Component data from apps and pages
++++++++++

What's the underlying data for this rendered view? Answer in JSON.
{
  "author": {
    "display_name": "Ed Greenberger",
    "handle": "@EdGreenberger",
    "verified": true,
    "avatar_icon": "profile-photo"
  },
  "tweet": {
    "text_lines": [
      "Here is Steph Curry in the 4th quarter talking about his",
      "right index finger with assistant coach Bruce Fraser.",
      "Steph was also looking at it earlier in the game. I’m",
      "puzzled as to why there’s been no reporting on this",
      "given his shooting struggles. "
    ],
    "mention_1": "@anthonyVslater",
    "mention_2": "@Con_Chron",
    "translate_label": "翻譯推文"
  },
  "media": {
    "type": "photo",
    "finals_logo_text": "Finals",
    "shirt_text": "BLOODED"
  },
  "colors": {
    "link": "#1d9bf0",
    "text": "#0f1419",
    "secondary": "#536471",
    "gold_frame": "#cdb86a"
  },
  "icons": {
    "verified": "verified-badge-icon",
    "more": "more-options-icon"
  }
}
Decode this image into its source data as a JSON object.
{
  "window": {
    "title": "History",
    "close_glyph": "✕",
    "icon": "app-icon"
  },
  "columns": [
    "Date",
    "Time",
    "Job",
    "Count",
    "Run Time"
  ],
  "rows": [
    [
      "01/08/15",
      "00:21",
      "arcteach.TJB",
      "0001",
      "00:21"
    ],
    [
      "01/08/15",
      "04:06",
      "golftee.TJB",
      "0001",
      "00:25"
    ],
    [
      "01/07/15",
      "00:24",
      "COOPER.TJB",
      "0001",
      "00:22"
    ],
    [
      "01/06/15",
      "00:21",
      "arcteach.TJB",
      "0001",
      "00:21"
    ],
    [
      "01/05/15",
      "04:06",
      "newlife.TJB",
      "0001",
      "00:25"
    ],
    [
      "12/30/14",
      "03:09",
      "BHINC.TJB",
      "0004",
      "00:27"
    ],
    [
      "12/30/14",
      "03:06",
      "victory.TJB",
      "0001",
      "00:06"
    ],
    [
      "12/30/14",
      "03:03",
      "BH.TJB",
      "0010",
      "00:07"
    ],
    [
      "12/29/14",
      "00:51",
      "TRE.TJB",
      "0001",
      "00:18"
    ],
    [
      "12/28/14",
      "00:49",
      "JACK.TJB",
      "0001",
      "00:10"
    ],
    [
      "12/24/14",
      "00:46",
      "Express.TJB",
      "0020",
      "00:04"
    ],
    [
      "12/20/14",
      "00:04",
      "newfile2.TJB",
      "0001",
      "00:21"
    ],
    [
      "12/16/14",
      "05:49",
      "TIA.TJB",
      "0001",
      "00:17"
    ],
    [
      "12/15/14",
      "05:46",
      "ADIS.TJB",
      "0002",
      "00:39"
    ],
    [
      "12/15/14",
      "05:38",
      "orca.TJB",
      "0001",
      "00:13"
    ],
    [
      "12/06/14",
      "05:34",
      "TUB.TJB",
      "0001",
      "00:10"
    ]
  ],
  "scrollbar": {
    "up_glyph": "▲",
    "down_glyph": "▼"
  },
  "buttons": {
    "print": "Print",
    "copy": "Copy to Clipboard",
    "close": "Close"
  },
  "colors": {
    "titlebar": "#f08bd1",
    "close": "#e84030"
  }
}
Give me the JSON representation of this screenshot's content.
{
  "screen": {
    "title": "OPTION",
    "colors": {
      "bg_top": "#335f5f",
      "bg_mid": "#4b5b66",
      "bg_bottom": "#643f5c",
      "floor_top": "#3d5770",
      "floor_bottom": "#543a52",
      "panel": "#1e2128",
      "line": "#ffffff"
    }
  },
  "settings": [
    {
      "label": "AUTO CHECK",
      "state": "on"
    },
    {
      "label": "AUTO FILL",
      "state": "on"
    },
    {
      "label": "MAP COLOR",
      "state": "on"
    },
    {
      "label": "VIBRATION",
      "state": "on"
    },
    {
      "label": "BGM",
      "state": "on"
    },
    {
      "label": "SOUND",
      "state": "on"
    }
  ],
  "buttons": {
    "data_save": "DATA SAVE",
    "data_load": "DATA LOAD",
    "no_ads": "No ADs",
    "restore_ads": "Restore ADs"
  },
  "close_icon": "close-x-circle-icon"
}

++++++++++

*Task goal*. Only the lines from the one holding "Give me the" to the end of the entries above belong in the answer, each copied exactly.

*Your response*.
Give me the JSON representation of this screenshot's content.
{
  "screen": {
    "title": "OPTION",
    "colors": {
      "bg_top": "#335f5f",
      "bg_mid": "#4b5b66",
      "bg_bottom": "#643f5c",
      "floor_top": "#3d5770",
      "floor_bottom": "#543a52",
      "panel": "#1e2128",
      "line": "#ffffff"
    }
  },
  "settings": [
    {
      "label": "AUTO CHECK",
      "state": "on"
    },
    {
      "label": "AUTO FILL",
      "state": "on"
    },
    {
      "label": "MAP COLOR",
      "state": "on"
    },
    {
      "label": "VIBRATION",
      "state": "on"
    },
    {
      "label": "BGM",
      "state": "on"
    },
    {
      "label": "SOUND",
      "state": "on"
    }
  ],
  "buttons": {
    "data_save": "DATA SAVE",
    "data_load": "DATA LOAD",
    "no_ads": "No ADs",
    "restore_ads": "Restore ADs"
  },
  "close_icon": "close-x-circle-icon"
}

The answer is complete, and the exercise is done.